This Spring, Denver’s Archbishop Samuel Aquila wrote a series of columns about marriage. They serve as a great primer on what marriage is, why it matters, and (for married couples) advice about living the vocation of marriage well.
1. The divine creation and gifts of marriage
“Marriage, most fundamentally, is gift. Or, perhaps more clearly, marriage is a series of gifts, connected and intertwined with one another.
“Marriage is the gift of a husband to a wife. And the gift of a wife to a husband. Marriage is a gift from God—an opportunity to form a family, a community of love. Marriage is the place where the gift of life begins. And marriage is a gift to every community, every culture, every people—marriage is the gift of stability, of civility and of love. Marriage is the first and essential community to society.”
2. Why traditional marriage is worth protecting
“The truth is that we need marriage promotion more than ever. More children than ever before are raised without fathers. More women are left to raise children alone. The three goods of marriage as a lifelong commitment, fidelity to one’s spouse and the gift of procreativity. These goods are the key to stable social life. When they are undermined, we face real social instability.”
3. Marriage as a cornerstone of culture and Christian life
“Marriage, one of the seven sacraments, is a cornerstone on which our Christian culture can rest. And like Christ, today marriage has become a stone rejected. Its trivialization and its redefinition mean that the importance of marriage has been forgotten. But Christ too, was forgotten. From a place of being forgotten, abandoned and crucified, Christ ushered in our redemption. And through the sacrament of marriage, like the other sacraments, Christ can redeem the world.”

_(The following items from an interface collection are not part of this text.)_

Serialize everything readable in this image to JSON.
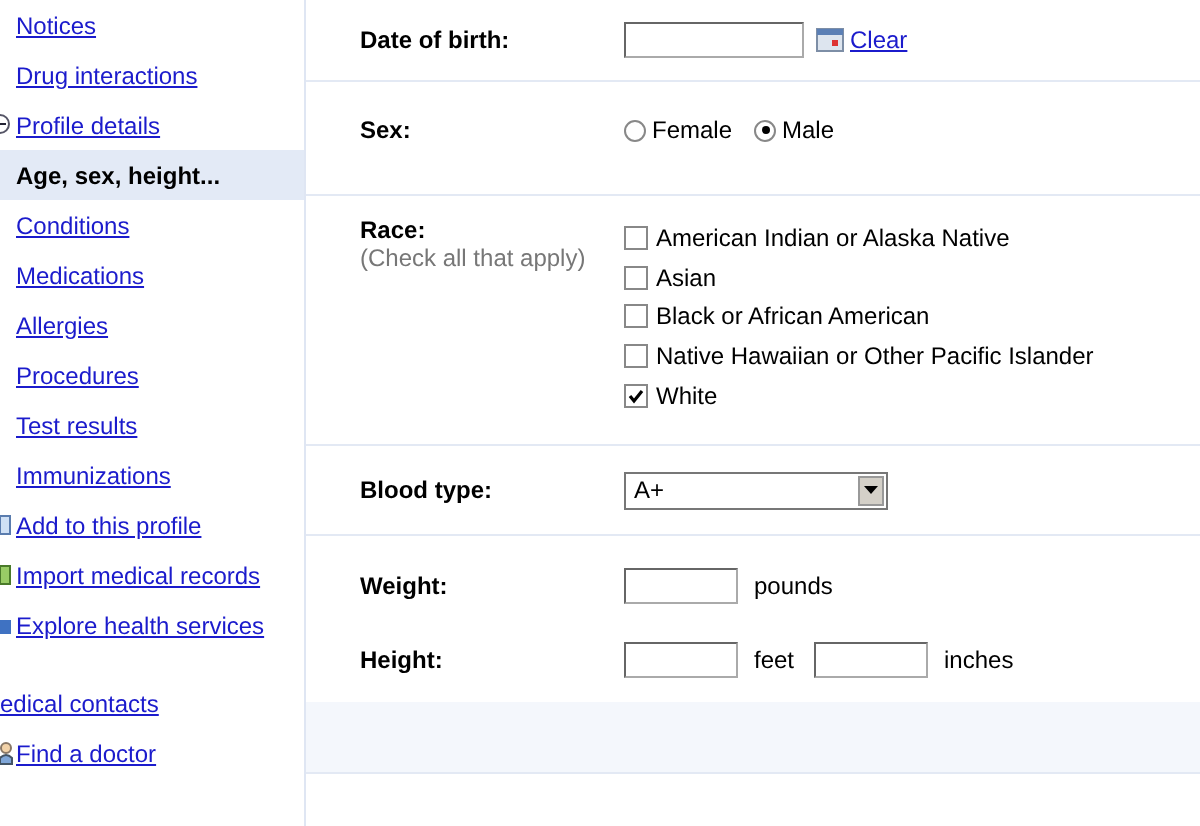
{
  "sidebar": {
    "items": [
      {
        "label": "Notices",
        "kind": "link",
        "selected": false
      },
      {
        "label": "Drug interactions",
        "kind": "link",
        "selected": false
      },
      {
        "label": "Profile details",
        "kind": "toggle",
        "selected": false
      },
      {
        "label": "Age, sex, height...",
        "kind": "link",
        "selected": true
      },
      {
        "label": "Conditions",
        "kind": "link",
        "selected": false
      },
      {
        "label": "Medications",
        "kind": "link",
        "selected": false
      },
      {
        "label": "Allergies",
        "kind": "link",
        "selected": false
      },
      {
        "label": "Procedures",
        "kind": "link",
        "selected": false
      },
      {
        "label": "Test results",
        "kind": "link",
        "selected": false
      },
      {
        "label": "Immunizations",
        "kind": "link",
        "selected": false
      },
      {
        "label": "Add to this profile",
        "kind": "add",
        "selected": false
      },
      {
        "label": "Import medical records",
        "kind": "import",
        "selected": false
      },
      {
        "label": "Explore health services",
        "kind": "explore",
        "selected": false
      }
    ],
    "contacts": [
      {
        "label": "edical contacts",
        "kind": "link"
      },
      {
        "label": "Find a doctor",
        "kind": "doctor"
      }
    ]
  },
  "form": {
    "date_of_birth": {
      "label": "Date of birth:",
      "link": "Clear"
    },
    "sex": {
      "label": "Sex:",
      "options": [
        {
          "label": "Female",
          "selected": false
        },
        {
          "label": "Male",
          "selected": true
        }
      ]
    },
    "race": {
      "label": "Race:",
      "hint": "(Check all that apply)",
      "options": [
        {
          "label": "American Indian or Alaska Native",
          "checked": false
        },
        {
          "label": "Asian",
          "checked": false
        },
        {
          "label": "Black or African American",
          "checked": false
        },
        {
          "label": "Native Hawaiian or Other Pacific Islander",
          "checked": false
        },
        {
          "label": "White",
          "checked": true
        }
      ]
    },
    "blood_type": {
      "label": "Blood type:",
      "value": "A+"
    },
    "weight": {
      "label": "Weight:",
      "unit": "pounds"
    },
    "height": {
      "label": "Height:",
      "units": [
        "feet",
        "inches"
      ]
    }
  }
}
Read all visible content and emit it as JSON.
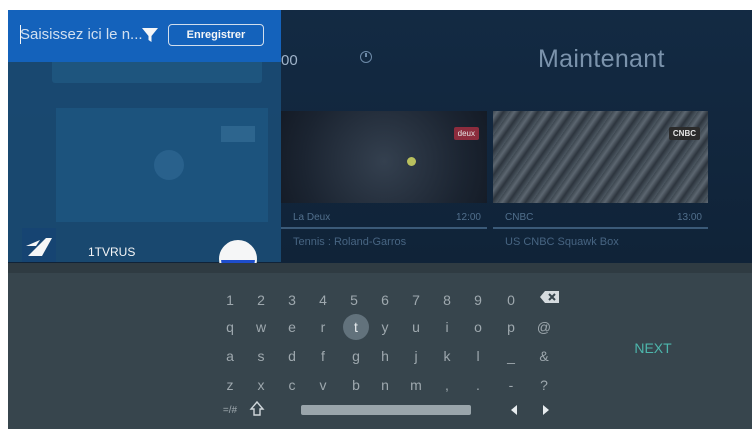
{
  "search": {
    "placeholder": "Saisissez ici le n...",
    "value": ""
  },
  "header": {
    "save_label": "Enregistrer",
    "filter_icon": "filter-icon"
  },
  "epg": {
    "time_label": "00",
    "clock_icon": "clock-icon",
    "now_label": "Maintenant",
    "programs": [
      {
        "channel": "La Deux",
        "time": "12:00",
        "title": "Tennis : Roland-Garros",
        "logo": "deux"
      },
      {
        "channel": "CNBC",
        "time": "13:00",
        "title": "US CNBC Squawk Box",
        "logo": "CNBC"
      }
    ]
  },
  "channel_list": {
    "name": "1TVRUS",
    "logo_icon": "first-channel-logo",
    "flag_icon": "russia-flag-icon"
  },
  "keyboard": {
    "row1": [
      "1",
      "2",
      "3",
      "4",
      "5",
      "6",
      "7",
      "8",
      "9",
      "0"
    ],
    "row2": [
      "q",
      "w",
      "e",
      "r",
      "t",
      "y",
      "u",
      "i",
      "o",
      "p",
      "@"
    ],
    "row3": [
      "a",
      "s",
      "d",
      "f",
      "g",
      "h",
      "j",
      "k",
      "l",
      "_",
      "&"
    ],
    "row4": [
      "z",
      "x",
      "c",
      "v",
      "b",
      "n",
      "m",
      ",",
      ".",
      "-",
      "?"
    ],
    "mode_label": "=/#",
    "next_label": "NEXT",
    "focused_key": "t",
    "icons": {
      "backspace": "backspace-icon",
      "shift": "shift-icon",
      "left": "arrow-left-icon",
      "right": "arrow-right-icon"
    }
  }
}
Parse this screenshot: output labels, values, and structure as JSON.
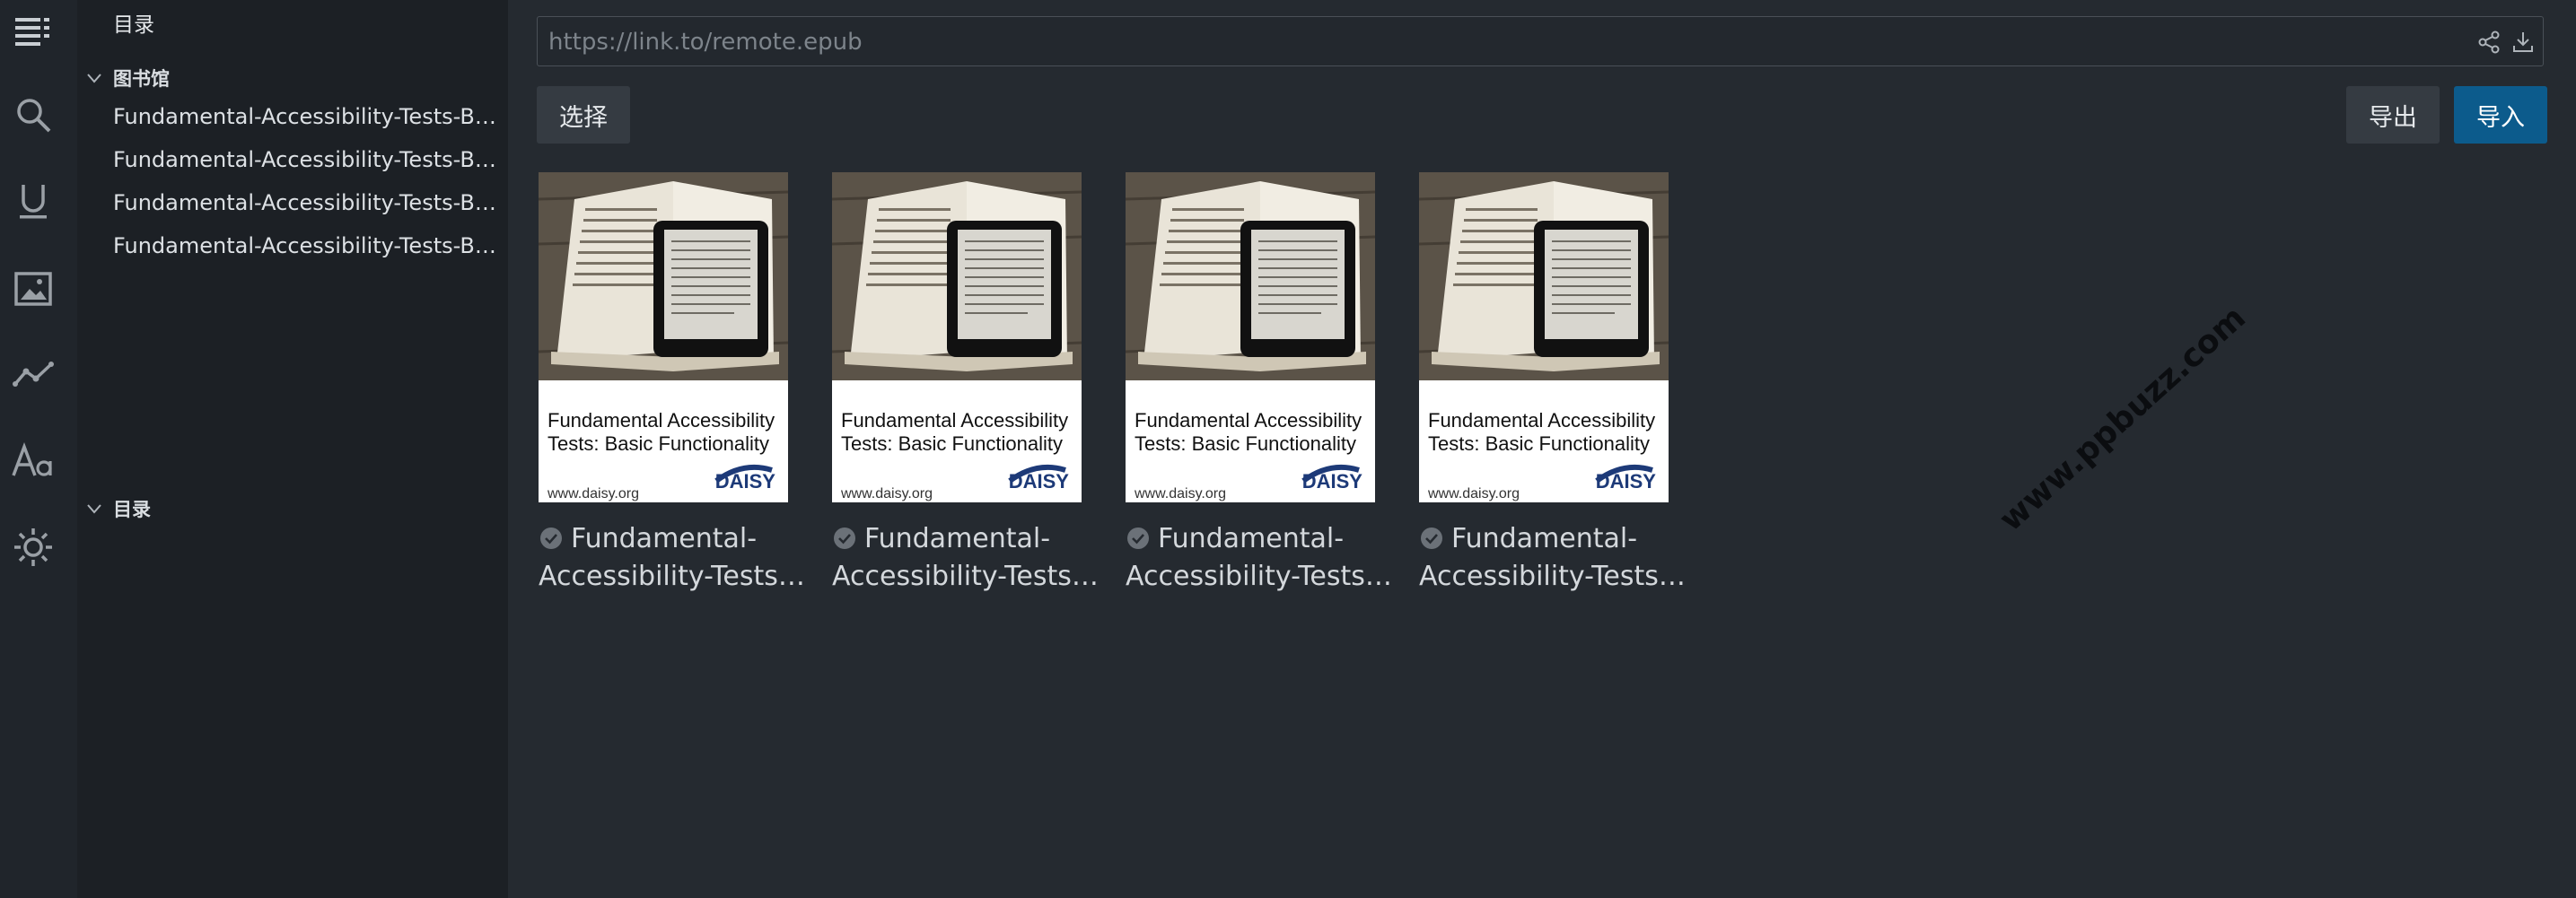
{
  "activity_bar": {
    "icons": [
      "menu-icon",
      "search-icon",
      "underline-icon",
      "image-icon",
      "chart-line-icon",
      "font-icon",
      "sun-icon"
    ]
  },
  "sidebar": {
    "title": "目录",
    "library_section": "图书馆",
    "items": [
      {
        "label": "Fundamental-Accessibility-Tests-Basic-Functionality"
      },
      {
        "label": "Fundamental-Accessibility-Tests-Basic-Functionality"
      },
      {
        "label": "Fundamental-Accessibility-Tests-Basic-Functionality"
      },
      {
        "label": "Fundamental-Accessibility-Tests-Basic-Functionality"
      }
    ],
    "toc_section": "目录"
  },
  "toolbar": {
    "url_placeholder": "https://link.to/remote.epub",
    "select_label": "选择",
    "export_label": "导出",
    "import_label": "导入"
  },
  "books": [
    {
      "cover_title": "Fundamental Accessibility Tests: Basic Functionality",
      "cover_url": "www.daisy.org",
      "cover_logo": "DAISY",
      "title_line1": "Fundamental-",
      "title_line2": "Accessibility-Tests-Basic-Functionality"
    },
    {
      "cover_title": "Fundamental Accessibility Tests: Basic Functionality",
      "cover_url": "www.daisy.org",
      "cover_logo": "DAISY",
      "title_line1": "Fundamental-",
      "title_line2": "Accessibility-Tests-Basic-Functionality"
    },
    {
      "cover_title": "Fundamental Accessibility Tests: Basic Functionality",
      "cover_url": "www.daisy.org",
      "cover_logo": "DAISY",
      "title_line1": "Fundamental-",
      "title_line2": "Accessibility-Tests-Basic-Functionality"
    },
    {
      "cover_title": "Fundamental Accessibility Tests: Basic Functionality",
      "cover_url": "www.daisy.org",
      "cover_logo": "DAISY",
      "title_line1": "Fundamental-",
      "title_line2": "Accessibility-Tests-Basic-Functionality"
    }
  ],
  "watermark": "www.ppbuzz.com",
  "colors": {
    "primary": "#0c5b8c",
    "background": "#252a30",
    "sidebar": "#1c2025"
  }
}
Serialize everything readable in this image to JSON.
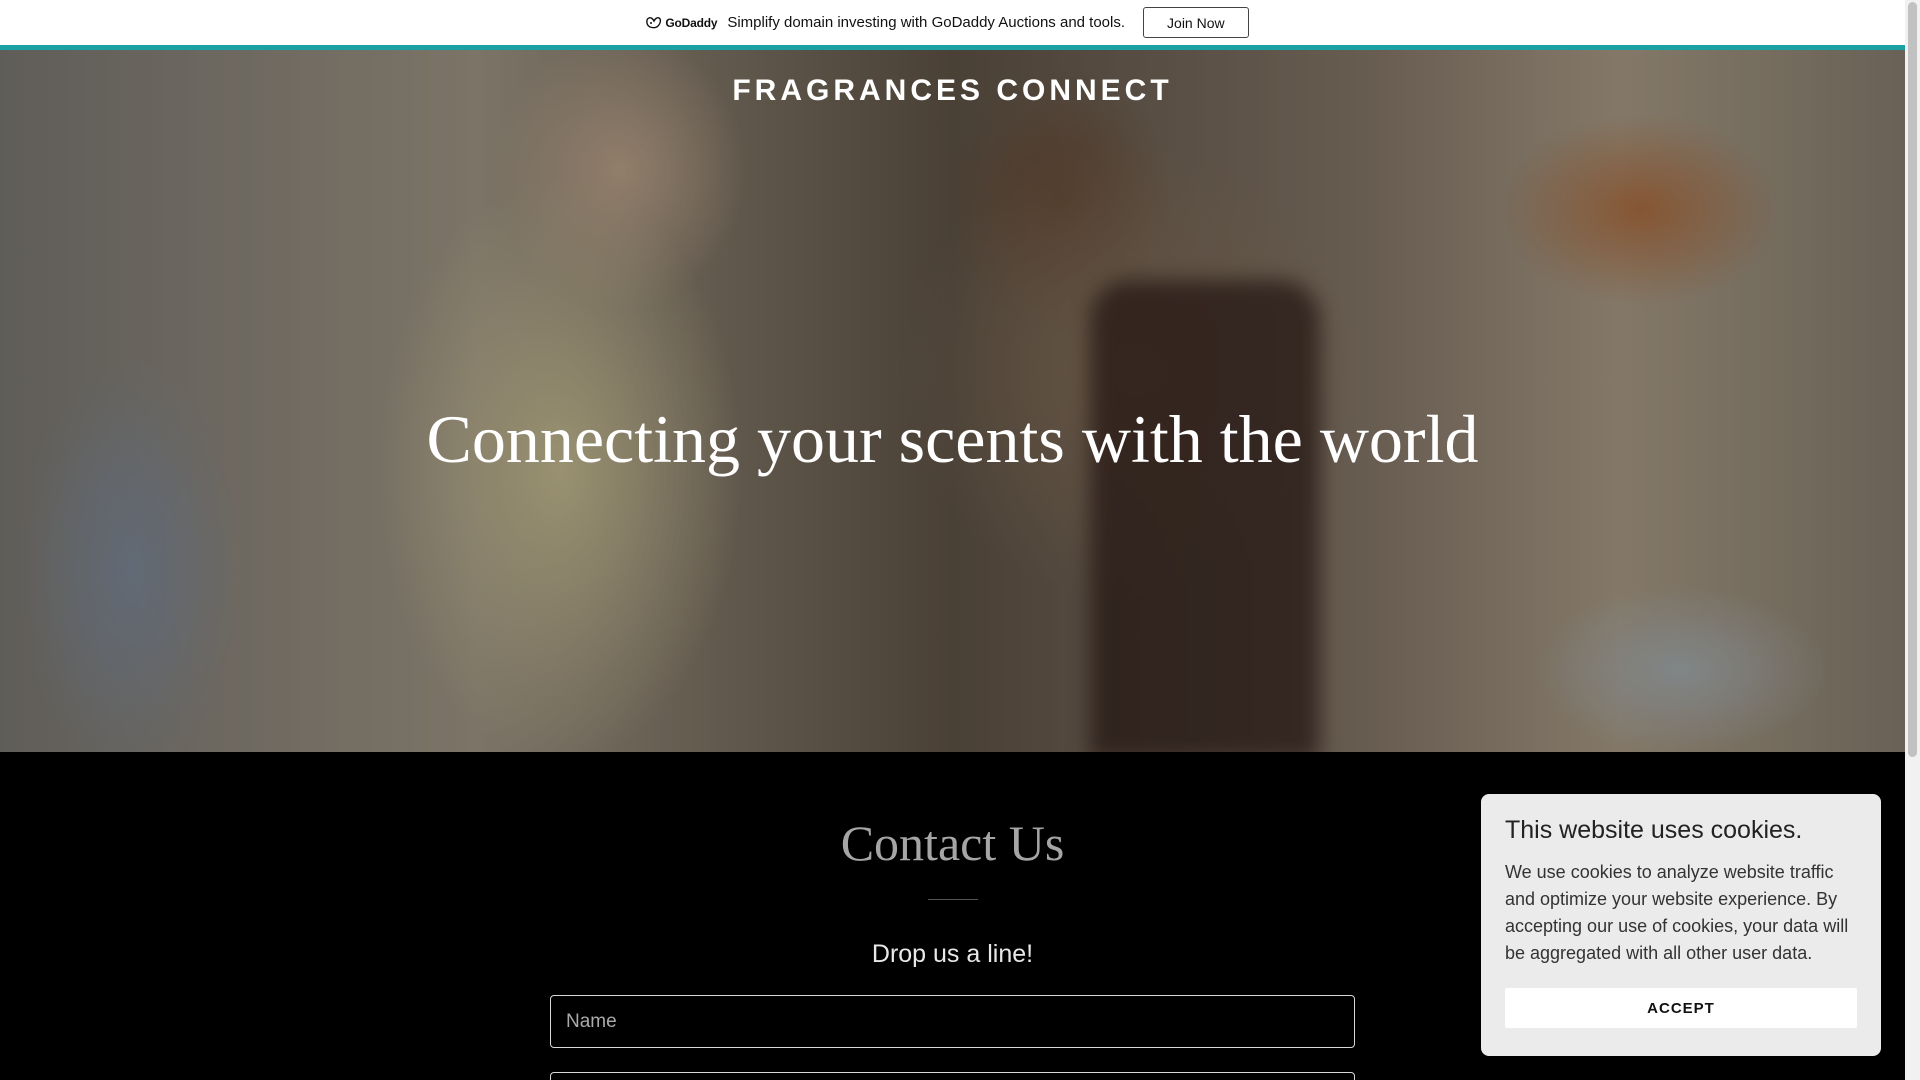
{
  "promo_bar": {
    "logo_text": "GoDaddy",
    "message": "Simplify domain investing with GoDaddy Auctions and tools.",
    "join_label": "Join Now",
    "accent_color": "#1ba1a4"
  },
  "hero": {
    "site_title": "FRAGRANCES CONNECT",
    "heading": "Connecting your scents with the world"
  },
  "contact": {
    "title": "Contact Us",
    "subtitle": "Drop us a line!",
    "name_placeholder": "Name"
  },
  "cookie_banner": {
    "title": "This website uses cookies.",
    "body": "We use cookies to analyze website traffic and optimize your website experience. By accepting our use of cookies, your data will be aggregated with all other user data.",
    "accept_label": "ACCEPT"
  }
}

4. The renewing, exciting graces of marital self-giving love
“Over the past few weeks, I’ve offered reflections on the nature and goods of marriage, and on the importance of marriage for Christian catechesis and culture. Marriage is a prophetic sign in our time, and one that is under attack. We’re called to promote and defend the vital role marriage plays in civic life and Christian culture. But we cannot do that if Catholic marriages are not lived with authentic vitality and faithfulness to God’s plan. The Church needs to promote marriage, and our world needs the benefit of healthy, fruitful marriages.”
5. Proclaim the truth about marriage
“Over the past five weeks, I’ve spent time discussing the mystery of marriage. I’ve done so because we are standing at an important cultural crossroads. Our culture is choosing between two views of marriage. The choice will have consequences for generations to come.”
“We must have hope—marriage is created by God. It is a beautiful gift given to man and woman, prior to the fall, so that they may become one flesh, share in co-creation with God, and from the two persons bring forth a new person, a child. No same-sex partners are able to do that. And while the state or government may attempt to redefine marriage, they are creating a lie that has no foundation in the truth. The Lord has given us all that we need to proclaim the truth about marriage—to proclaim the good news of Jesus Christ who is “the way, the truth and the life.”
Today’s Sunday Pope Quote comes from Bl. John Paul II, in honor of his beatification anniversary earlier this week (May 1). The quote comes from a series of scholarly essays given by John Paul II before he was Pope, so under his baptismal name Karol Wojtyla. Here are present many “seeds” of his later teaching on the theology of the body.
“The category of gift (the disinterested gift of self) takes on special meaning in the marriage covenant. The spouses ‘mutually give themselves to an accept each other’ in a manner proper to the marriage covenant, a manner that presupposes their difference in body and sex and, at the same time, their union in and through this difference. This is a relationship that can be analyzed and interpreted in a variety of ways; the category of gift, however, has a key meaning here. Without it, there would be no way to properly understand and interpret either the marriage relationship as a whole or the acts of conjugal intercourse that are part of this relationship and have a strict causal connection to the emergence of the family.”
. . .
Seeing marriage through the lens of gift “is not an idealistic picture, but a realistic one. The Gospel in a special way demands such realism of us in our appraisal of the marital bond. Man and woman were created as they were (according to the Book of Genesis), different in body and sex, so that through this difference they would be able to make a gift to one another of the specific richness of their respective humanity.”
– Karol Wojtyla (Bl. Pope John Paul II), “The Family as a Community of Persons,” in Person and Community: Selected Essays, trans. Theresa Sandok, OSM (New York: Peter Lang, 1993), p. 324, 325, emphasis original